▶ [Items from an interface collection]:
--- START ---
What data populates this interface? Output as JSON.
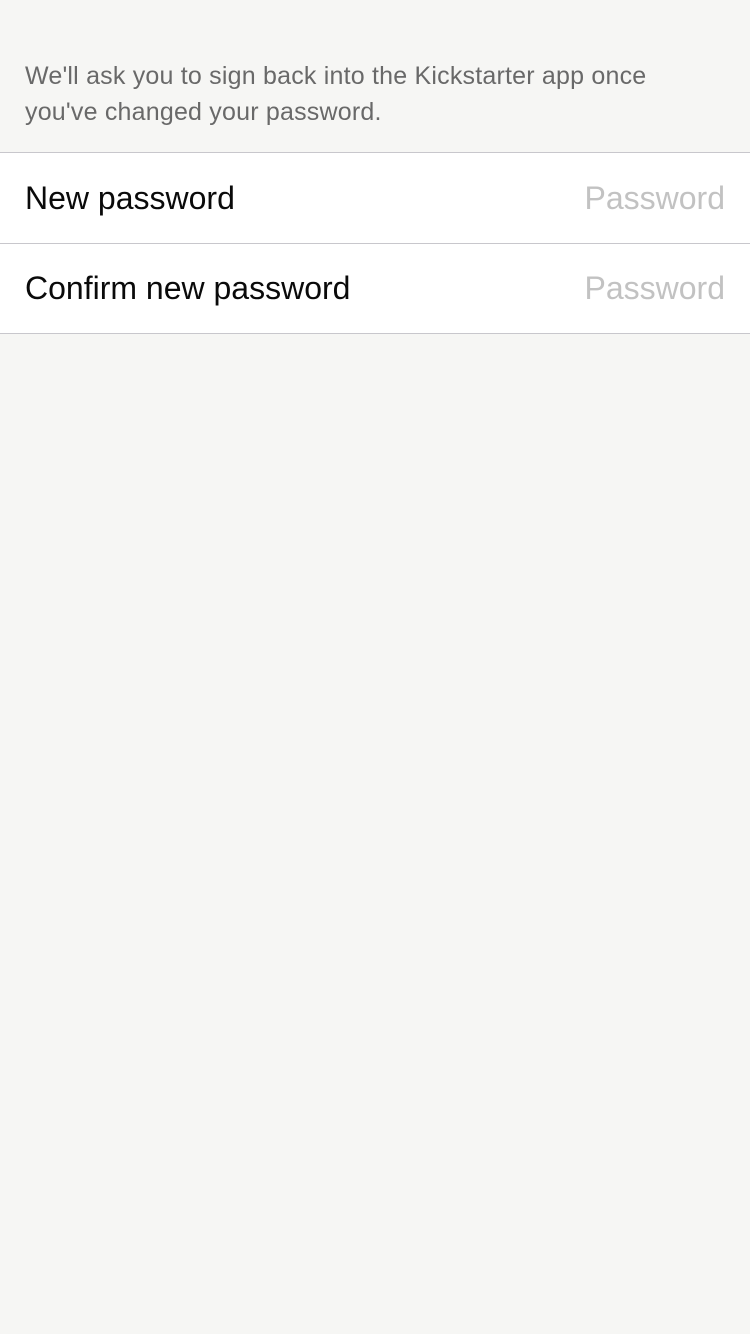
{
  "info": {
    "message": "We'll ask you to sign back into the Kickstarter app once you've changed your password."
  },
  "form": {
    "new_password": {
      "label": "New password",
      "value": "",
      "placeholder": "Password"
    },
    "confirm_password": {
      "label": "Confirm new password",
      "value": "",
      "placeholder": "Password"
    }
  },
  "colors": {
    "background": "#f6f6f4",
    "card": "#ffffff",
    "separator": "#c8c7cc",
    "info_text": "#696969",
    "label_text": "#0a0a0a",
    "placeholder_text": "#c2c2c2"
  }
}
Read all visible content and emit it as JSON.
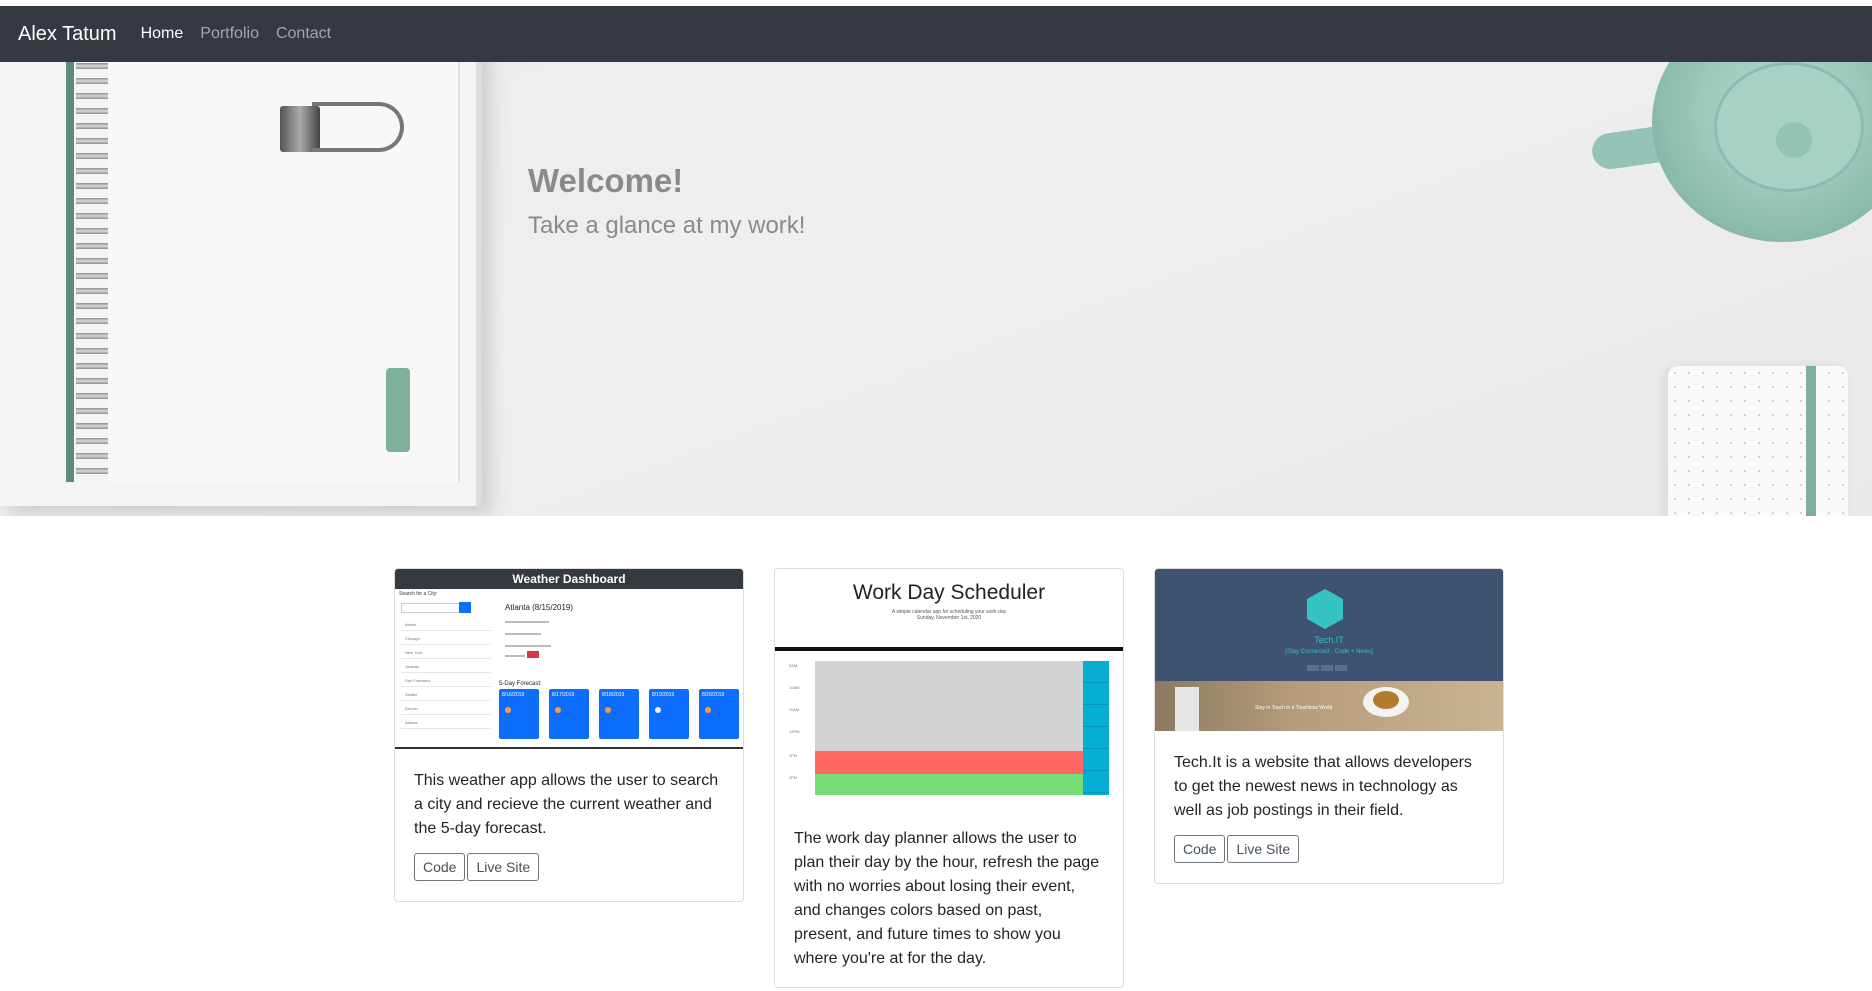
{
  "navbar": {
    "brand": "Alex Tatum",
    "links": [
      "Home",
      "Portfolio",
      "Contact"
    ],
    "active": "Home"
  },
  "hero": {
    "title": "Welcome!",
    "subtitle": "Take a glance at my work!"
  },
  "cards": [
    {
      "thumbnail": {
        "header": "Weather Dashboard",
        "search_label": "Search for a City:",
        "cities": [
          "Austin",
          "Chicago",
          "New York",
          "Orlando",
          "San Francisco",
          "Seattle",
          "Denver",
          "Atlanta"
        ],
        "current": "Atlanta (8/15/2019)",
        "forecast_label": "5-Day Forecast:",
        "forecast_dates": [
          "8/16/2019",
          "8/17/2019",
          "8/18/2019",
          "8/19/2019",
          "8/20/2019"
        ]
      },
      "text": "This weather app allows the user to search a city and recieve the current weather and the 5-day forecast.",
      "buttons": [
        "Code",
        "Live Site"
      ]
    },
    {
      "thumbnail": {
        "title": "Work Day Scheduler",
        "subtitle": "A simple calendar app for scheduling your work day",
        "date": "Sunday, November 1st, 2020",
        "hours": [
          "9AM",
          "10AM",
          "11AM",
          "12PM",
          "1PM",
          "2PM"
        ]
      },
      "text": "The work day planner allows the user to plan their day by the hour, refresh the page with no worries about losing their event, and changes colors based on past, present, and future times to show you where you're at for the day.",
      "buttons": [
        "Code",
        "Live Site"
      ]
    },
    {
      "thumbnail": {
        "name": "Tech.IT",
        "tagline": "[Stay Connected - Code + News]",
        "caption": "Stay in Touch in a Touchless World"
      },
      "text": "Tech.It is a website that allows developers to get the newest news in technology as well as job postings in their field.",
      "buttons": [
        "Code",
        "Live Site"
      ]
    }
  ],
  "colors": {
    "navbar_bg": "#343a40",
    "hero_text": "#8a8a8a",
    "scheduler_past": "#d3d3d3",
    "scheduler_present": "#ff6961",
    "scheduler_future": "#77dd77",
    "weather_card_blue": "#0d6efd",
    "techit_teal": "#35c2c2"
  }
}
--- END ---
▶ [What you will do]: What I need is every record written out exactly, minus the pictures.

▶ [Exercise answer]:
What data populates this interface? Output as JSON.
{
  "info": {
    "message": "We'll ask you to sign back into the Kickstarter app once you've changed your password."
  },
  "form": {
    "new_password": {
      "label": "New password",
      "value": "",
      "placeholder": "Password"
    },
    "confirm_password": {
      "label": "Confirm new password",
      "value": "",
      "placeholder": "Password"
    }
  },
  "colors": {
    "background": "#f6f6f4",
    "card": "#ffffff",
    "separator": "#c8c7cc",
    "info_text": "#696969",
    "label_text": "#0a0a0a",
    "placeholder_text": "#c2c2c2"
  }
}
Read all visible content and emit it as JSON.
{
  "navbar": {
    "brand": "Alex Tatum",
    "links": [
      "Home",
      "Portfolio",
      "Contact"
    ],
    "active": "Home"
  },
  "hero": {
    "title": "Welcome!",
    "subtitle": "Take a glance at my work!"
  },
  "cards": [
    {
      "thumbnail": {
        "header": "Weather Dashboard",
        "search_label": "Search for a City:",
        "cities": [
          "Austin",
          "Chicago",
          "New York",
          "Orlando",
          "San Francisco",
          "Seattle",
          "Denver",
          "Atlanta"
        ],
        "current": "Atlanta (8/15/2019)",
        "forecast_label": "5-Day Forecast:",
        "forecast_dates": [
          "8/16/2019",
          "8/17/2019",
          "8/18/2019",
          "8/19/2019",
          "8/20/2019"
        ]
      },
      "text": "This weather app allows the user to search a city and recieve the current weather and the 5-day forecast.",
      "buttons": [
        "Code",
        "Live Site"
      ]
    },
    {
      "thumbnail": {
        "title": "Work Day Scheduler",
        "subtitle": "A simple calendar app for scheduling your work day",
        "date": "Sunday, November 1st, 2020",
        "hours": [
          "9AM",
          "10AM",
          "11AM",
          "12PM",
          "1PM",
          "2PM"
        ]
      },
      "text": "The work day planner allows the user to plan their day by the hour, refresh the page with no worries about losing their event, and changes colors based on past, present, and future times to show you where you're at for the day.",
      "buttons": [
        "Code",
        "Live Site"
      ]
    },
    {
      "thumbnail": {
        "name": "Tech.IT",
        "tagline": "[Stay Connected - Code + News]",
        "caption": "Stay in Touch in a Touchless World"
      },
      "text": "Tech.It is a website that allows developers to get the newest news in technology as well as job postings in their field.",
      "buttons": [
        "Code",
        "Live Site"
      ]
    }
  ],
  "colors": {
    "navbar_bg": "#343a40",
    "hero_text": "#8a8a8a",
    "scheduler_past": "#d3d3d3",
    "scheduler_present": "#ff6961",
    "scheduler_future": "#77dd77",
    "weather_card_blue": "#0d6efd",
    "techit_teal": "#35c2c2"
  }
}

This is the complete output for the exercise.